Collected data
════════════════

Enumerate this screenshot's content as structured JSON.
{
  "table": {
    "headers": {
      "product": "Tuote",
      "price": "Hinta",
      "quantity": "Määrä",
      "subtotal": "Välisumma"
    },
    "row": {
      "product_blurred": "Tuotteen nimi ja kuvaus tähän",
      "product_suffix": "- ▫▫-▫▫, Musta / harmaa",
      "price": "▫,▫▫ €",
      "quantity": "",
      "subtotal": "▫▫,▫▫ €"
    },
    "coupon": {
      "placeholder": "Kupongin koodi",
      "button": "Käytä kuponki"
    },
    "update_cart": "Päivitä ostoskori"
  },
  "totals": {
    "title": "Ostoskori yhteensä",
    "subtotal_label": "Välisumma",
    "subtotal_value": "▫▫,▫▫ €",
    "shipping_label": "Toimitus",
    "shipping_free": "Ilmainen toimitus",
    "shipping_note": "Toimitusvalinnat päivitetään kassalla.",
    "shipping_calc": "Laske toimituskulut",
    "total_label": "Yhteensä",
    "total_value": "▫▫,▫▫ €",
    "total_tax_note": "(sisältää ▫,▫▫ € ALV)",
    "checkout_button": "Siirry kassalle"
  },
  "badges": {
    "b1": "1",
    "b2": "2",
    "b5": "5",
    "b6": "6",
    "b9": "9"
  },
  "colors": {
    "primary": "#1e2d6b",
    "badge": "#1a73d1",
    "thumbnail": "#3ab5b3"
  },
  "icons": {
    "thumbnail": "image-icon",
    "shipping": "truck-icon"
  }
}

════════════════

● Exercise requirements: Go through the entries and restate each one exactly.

● Solution for this task:
Enumerate this screenshot's content as structured JSON.
{
  "table": {
    "headers": {
      "product": "Tuote",
      "price": "Hinta",
      "quantity": "Määrä",
      "subtotal": "Välisumma"
    },
    "row": {
      "product_blurred": "Tuotteen nimi ja kuvaus tähän",
      "product_suffix": "- ▫▫-▫▫, Musta / harmaa",
      "price": "▫,▫▫ €",
      "quantity": "",
      "subtotal": "▫▫,▫▫ €"
    },
    "coupon": {
      "placeholder": "Kupongin koodi",
      "button": "Käytä kuponki"
    },
    "update_cart": "Päivitä ostoskori"
  },
  "totals": {
    "title": "Ostoskori yhteensä",
    "subtotal_label": "Välisumma",
    "subtotal_value": "▫▫,▫▫ €",
    "shipping_label": "Toimitus",
    "shipping_free": "Ilmainen toimitus",
    "shipping_note": "Toimitusvalinnat päivitetään kassalla.",
    "shipping_calc": "Laske toimituskulut",
    "total_label": "Yhteensä",
    "total_value": "▫▫,▫▫ €",
    "total_tax_note": "(sisältää ▫,▫▫ € ALV)",
    "checkout_button": "Siirry kassalle"
  },
  "badges": {
    "b1": "1",
    "b2": "2",
    "b5": "5",
    "b6": "6",
    "b9": "9"
  },
  "colors": {
    "primary": "#1e2d6b",
    "badge": "#1a73d1",
    "thumbnail": "#3ab5b3"
  },
  "icons": {
    "thumbnail": "image-icon",
    "shipping": "truck-icon"
  }
}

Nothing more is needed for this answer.